Pre-Neolithic Mediterranean Island settlement“‘[T]he first inhabitants of many of the Mediterranean islands may not have been modern humans at all. Instead, he says evidence has been found that shows that they might have been Neanderthals, or Homo Erectus.’” – from dienekes.

Evidence for Early Hafted Hunting Technology“[E]arly humans were manufacturing hafted multicomponent tools ~200,000 years earlier than previously thought.”

The Golden Age“If people were always getting dumber, why on Earth would the scientific revolution be recent?” – greg cochran’s latest, most excellent rant. (^_^)

Einstein’s Brain“Uncommon features of Einstein’s brain might explain his remarkable cognitive abilities” – @the breviary (with appropriate and enjoyable sarcasm from mangan… (~_^) ).

Brain scans of rappers shed light on creativity“Functional magnetic resonance imaging shows what happens in the brain during improvisation.”

Why “Multicultural Society” is a Logical Impossibility

In Defense of Favoritism“Affective neuroscience research on early-childhood bonding suggests that, as mammals, we probably start out as emotionally glued microcommunities (family and tribe) before we become autonomous ego-driven creatures. Favoritism, not egoism, is probably the primal value system. In short, favoritism or bias toward your group is not intrinsically racist, sexist, or closed-minded. Privileging your tribe does not render you negative or bigoted toward those outside your tribe.”

bonus: Study Tracks Brain Gene Response to Territorial Aggression“Researchers are mapping the genetic underpinnings of the stickleback’s aggressive behavior.”

bonus bonus: Bonobos Catch Yawns from Friends

bonus bonus bonus: ‘Rogue planet’ spotted 100 light-years away“Astronomers have spotted a ‘rogue planet’ – wandering the cosmos without a star to orbit – 100 light-years away.”

(note: comments do not require an email. aggressive stickleback lurking in the foliage….)

artemisia tridentata — the common sagebrush. looks like a decent sort of plant. you know, the kind that would give any other plant a fair shake:

WRONG!!

a. tridentata actually plays favorites! specifically, it favors clones of itself and other sagebrush plants that are closely related to it genetically:

Effect of genetic relatedness on volatile communication of sagebrush (Artemisia tridentata)

“Sagebrush (Artemisia tridentata) uses volatile cues to induce systemic resistance to herbivory within and between plants (so-called volatile communication). Previous study revealed that the volatile components varied among individuals and that sagebrush suffered less damage when it received volatiles from clonally potted genetically identical branches than when it received volatiles from genetically different potted branches. In this study, we investigated whether there are genetic relationships among individuals growing within 60 cm where volatile communication occurs under natural condition, and whether volatile components are influenced by genetic relationships. By using genetic analysis involving microsatellite markers, we found that genetically identical ramets which were thought to be clonally propagated and genetically closely related ramets were growing near to each other.
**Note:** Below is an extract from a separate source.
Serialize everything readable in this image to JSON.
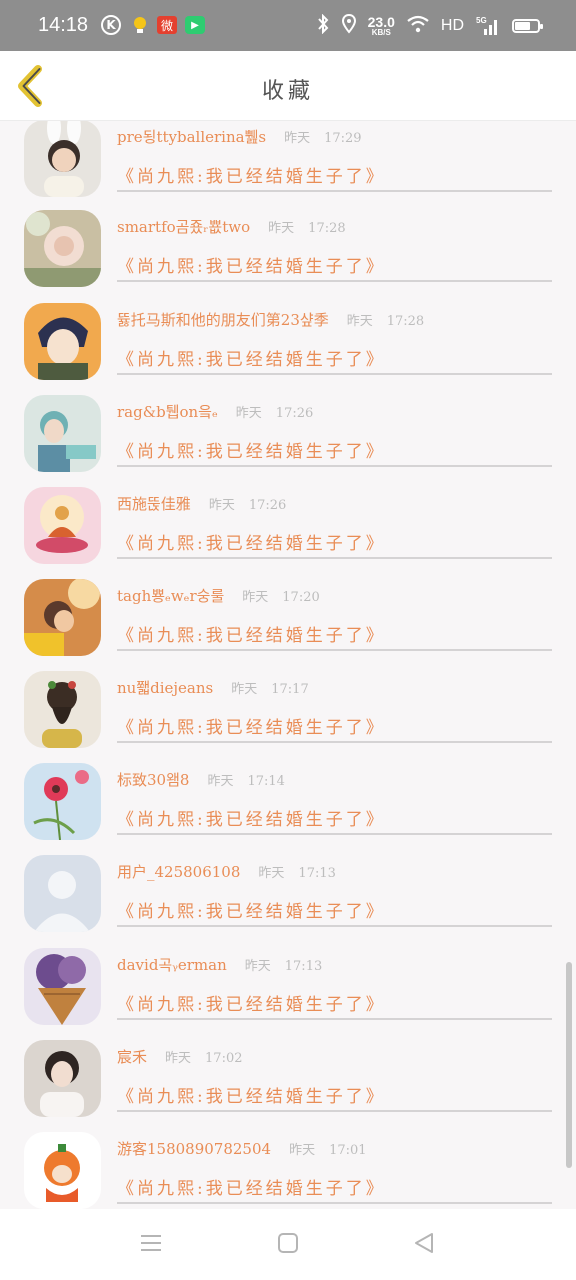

In addition, volatile components were similar among genetically identical or closely related ramets. Our results imply that genetic relatedness and volatile similarities may influence the strength of induced resistance of ramets that received volatiles.

here’s what the whole volatile doohickey business is all about:

“The sagebrush communicated and cooperated with other branches of themselves to avoid being eaten by grasshoppers, Karban said. Although the research is in its early stages, the scientists suspect that the plants warn their own kind of impending danger by emitting volatile cues. This may involve secreting chemicals that deter herbivores or make the plant less profitable for herbivores to eat, he said.”

first sea rockets and now sagebrush? who knew that the plant world was so full of darwinian drama?!

previously: even plants do it

(note: comments do not require an email.)

Follow

Get every new post delivered to your Inbox.

Join 276 other followers